Paris of hanging scrolls, ink and gold on waxed paper,

Included in this item (2)


  • Lin Zexu, Couplet in Running Script
  • Identifier Type
    Locally defined identifier
    Identifier Value
    Collection of Phoenix Art Museum. Gift of Jeannette Shambaugh Elliott. 1984.575.A-B
  • Dimension: calligraphy 125.5 x 29 cm; mounting 159 x 36 cm
  • Calligraphy: 道德允符温潤玉, 文章和氣吉祥花。
  • Inscription: 林則徐
  • Artist's Seal: 臣林則徐字少穆印, 身行萬里半天下
  • Lin Zexu (1785-1850, alternative name Shaomu 少穆) was a high-ranking government official who was summoned by Emperor Daoguang to quell the opium problem.

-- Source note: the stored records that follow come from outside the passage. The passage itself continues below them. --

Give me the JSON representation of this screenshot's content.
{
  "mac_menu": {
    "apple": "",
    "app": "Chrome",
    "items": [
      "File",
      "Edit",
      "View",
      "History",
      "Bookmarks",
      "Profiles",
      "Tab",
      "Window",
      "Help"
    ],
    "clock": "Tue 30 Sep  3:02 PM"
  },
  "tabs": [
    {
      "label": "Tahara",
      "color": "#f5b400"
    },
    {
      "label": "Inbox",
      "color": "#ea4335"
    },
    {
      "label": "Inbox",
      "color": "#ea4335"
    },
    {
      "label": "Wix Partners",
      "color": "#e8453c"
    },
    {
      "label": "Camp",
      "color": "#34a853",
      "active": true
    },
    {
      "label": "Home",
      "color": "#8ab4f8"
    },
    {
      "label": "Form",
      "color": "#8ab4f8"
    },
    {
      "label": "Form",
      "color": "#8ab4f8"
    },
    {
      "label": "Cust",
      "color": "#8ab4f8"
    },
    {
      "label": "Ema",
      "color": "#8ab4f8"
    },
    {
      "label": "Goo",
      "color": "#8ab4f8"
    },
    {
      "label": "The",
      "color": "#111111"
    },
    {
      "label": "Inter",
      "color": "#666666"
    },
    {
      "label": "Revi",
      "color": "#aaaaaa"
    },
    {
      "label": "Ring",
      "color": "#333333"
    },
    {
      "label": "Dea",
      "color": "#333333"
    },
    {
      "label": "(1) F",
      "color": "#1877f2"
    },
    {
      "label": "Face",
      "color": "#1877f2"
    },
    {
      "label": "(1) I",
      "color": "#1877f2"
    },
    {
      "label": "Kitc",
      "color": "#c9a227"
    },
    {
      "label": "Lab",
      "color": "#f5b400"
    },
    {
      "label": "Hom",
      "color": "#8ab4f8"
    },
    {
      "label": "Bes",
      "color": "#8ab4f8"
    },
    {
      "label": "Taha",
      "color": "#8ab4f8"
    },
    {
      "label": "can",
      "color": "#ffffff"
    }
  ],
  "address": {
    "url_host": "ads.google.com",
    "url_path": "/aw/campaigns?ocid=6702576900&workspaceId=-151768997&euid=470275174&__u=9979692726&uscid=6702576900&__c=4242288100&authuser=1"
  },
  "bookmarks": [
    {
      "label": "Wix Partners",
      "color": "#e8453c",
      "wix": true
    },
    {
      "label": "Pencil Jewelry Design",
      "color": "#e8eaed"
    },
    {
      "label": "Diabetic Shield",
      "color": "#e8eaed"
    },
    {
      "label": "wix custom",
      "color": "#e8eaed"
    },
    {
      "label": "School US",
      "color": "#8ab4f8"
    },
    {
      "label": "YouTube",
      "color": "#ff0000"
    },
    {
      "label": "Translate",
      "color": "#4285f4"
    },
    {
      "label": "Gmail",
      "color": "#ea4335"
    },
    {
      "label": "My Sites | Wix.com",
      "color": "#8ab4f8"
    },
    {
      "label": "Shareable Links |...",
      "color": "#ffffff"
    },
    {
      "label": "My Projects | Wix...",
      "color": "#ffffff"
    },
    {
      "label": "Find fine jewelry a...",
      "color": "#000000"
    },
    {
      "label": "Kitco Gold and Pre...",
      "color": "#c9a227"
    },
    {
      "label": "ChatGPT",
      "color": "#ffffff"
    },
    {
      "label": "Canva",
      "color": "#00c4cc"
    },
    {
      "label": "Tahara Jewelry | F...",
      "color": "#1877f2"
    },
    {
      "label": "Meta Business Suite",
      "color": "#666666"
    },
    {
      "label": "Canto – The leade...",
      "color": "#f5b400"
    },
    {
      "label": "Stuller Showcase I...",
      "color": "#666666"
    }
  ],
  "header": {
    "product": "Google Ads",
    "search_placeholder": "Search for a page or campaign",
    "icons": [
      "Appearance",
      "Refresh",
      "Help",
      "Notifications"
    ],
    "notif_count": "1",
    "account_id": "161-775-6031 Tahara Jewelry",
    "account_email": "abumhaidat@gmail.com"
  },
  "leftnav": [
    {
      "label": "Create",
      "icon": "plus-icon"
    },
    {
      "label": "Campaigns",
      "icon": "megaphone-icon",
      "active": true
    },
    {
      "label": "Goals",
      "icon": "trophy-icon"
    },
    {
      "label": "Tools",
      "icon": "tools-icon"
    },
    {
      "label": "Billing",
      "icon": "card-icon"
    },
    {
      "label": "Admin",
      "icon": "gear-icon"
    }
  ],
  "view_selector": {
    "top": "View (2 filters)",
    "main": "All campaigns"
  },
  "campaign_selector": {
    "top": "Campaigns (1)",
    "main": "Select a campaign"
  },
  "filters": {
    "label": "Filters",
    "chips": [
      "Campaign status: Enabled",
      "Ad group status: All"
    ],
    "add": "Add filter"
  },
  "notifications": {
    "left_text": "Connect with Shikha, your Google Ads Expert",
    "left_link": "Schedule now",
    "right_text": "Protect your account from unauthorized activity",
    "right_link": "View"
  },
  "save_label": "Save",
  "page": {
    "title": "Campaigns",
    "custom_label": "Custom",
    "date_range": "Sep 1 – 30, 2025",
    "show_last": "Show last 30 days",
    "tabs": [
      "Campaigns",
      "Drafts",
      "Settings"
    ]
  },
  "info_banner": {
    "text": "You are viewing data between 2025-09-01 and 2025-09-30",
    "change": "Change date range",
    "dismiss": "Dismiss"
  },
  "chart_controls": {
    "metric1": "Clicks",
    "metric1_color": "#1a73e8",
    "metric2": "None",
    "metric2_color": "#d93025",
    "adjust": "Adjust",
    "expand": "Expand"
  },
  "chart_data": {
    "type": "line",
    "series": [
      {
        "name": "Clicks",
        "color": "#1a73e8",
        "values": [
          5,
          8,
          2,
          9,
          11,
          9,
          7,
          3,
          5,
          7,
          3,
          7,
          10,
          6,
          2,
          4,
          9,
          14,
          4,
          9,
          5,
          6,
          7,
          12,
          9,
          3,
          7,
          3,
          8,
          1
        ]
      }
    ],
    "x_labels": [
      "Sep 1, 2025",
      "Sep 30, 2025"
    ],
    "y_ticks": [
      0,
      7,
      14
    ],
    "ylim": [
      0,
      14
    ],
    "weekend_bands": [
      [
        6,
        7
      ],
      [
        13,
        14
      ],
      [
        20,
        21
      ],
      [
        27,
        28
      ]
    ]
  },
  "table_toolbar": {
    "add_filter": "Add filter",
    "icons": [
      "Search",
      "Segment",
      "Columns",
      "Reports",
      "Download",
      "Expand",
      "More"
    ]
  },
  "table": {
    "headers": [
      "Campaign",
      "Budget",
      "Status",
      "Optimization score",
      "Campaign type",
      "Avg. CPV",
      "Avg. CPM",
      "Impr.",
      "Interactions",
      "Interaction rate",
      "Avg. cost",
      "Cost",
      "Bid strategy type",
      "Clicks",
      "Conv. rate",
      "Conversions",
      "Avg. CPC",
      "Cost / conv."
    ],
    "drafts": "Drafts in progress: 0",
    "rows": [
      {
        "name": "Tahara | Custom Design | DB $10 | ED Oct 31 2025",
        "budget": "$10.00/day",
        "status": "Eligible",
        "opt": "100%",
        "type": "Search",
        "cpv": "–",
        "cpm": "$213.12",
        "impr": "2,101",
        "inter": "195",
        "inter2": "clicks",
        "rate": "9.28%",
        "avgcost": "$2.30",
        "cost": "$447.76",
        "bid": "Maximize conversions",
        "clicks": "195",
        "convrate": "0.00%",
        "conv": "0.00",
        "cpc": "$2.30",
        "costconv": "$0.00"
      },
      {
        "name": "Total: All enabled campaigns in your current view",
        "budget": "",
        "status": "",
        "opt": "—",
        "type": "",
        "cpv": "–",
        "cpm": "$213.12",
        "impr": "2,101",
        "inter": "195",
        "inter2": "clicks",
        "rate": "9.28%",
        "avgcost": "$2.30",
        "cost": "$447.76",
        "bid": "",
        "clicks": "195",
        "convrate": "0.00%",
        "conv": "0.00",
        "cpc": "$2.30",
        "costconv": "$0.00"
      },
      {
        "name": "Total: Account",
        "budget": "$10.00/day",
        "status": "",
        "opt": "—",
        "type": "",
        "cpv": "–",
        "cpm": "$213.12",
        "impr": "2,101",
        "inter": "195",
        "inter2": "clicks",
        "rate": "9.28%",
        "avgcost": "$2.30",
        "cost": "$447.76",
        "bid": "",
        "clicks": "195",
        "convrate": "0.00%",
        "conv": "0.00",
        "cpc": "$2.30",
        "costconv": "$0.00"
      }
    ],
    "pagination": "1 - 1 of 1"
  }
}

Backed by Confucian ideal, Lin carried out a hard campaign against opium. British merchants had been smuggling opium into China for big profit, and hurting the country’s morale as well as its finances. Lin’s strong stance against opium trade angered Britain and led to the Opium War (1840-1842). As a result, Lin was banished to Yili in modern-day Xinjian-Uygur province. In 1850, he was called back to help suppress the Taiping Rebellion, but passed away on the way to his new post. Although the couplet is not dated, it can be assumed that it was executed sometime after 1811, the year Lin Zexu passed the national Civil Service Exam, because one of his seals contains a letter that connotes being an Emperor’s official (chen 臣). The running script in the conservative, orthodox style with copious ink seems appropriate for this elite, dedicated official who was not afraid to stand up against Great Britain. Reference: Shinmura Izuru, ed. Kōjien. Fifth edtion. Tokyo: Shinmura Izuru kinen zaidan, 2004. Spence, Jonathan D. The Search for Modern China. New York: W. W. Norton & Company, 1990.

Machine-readable links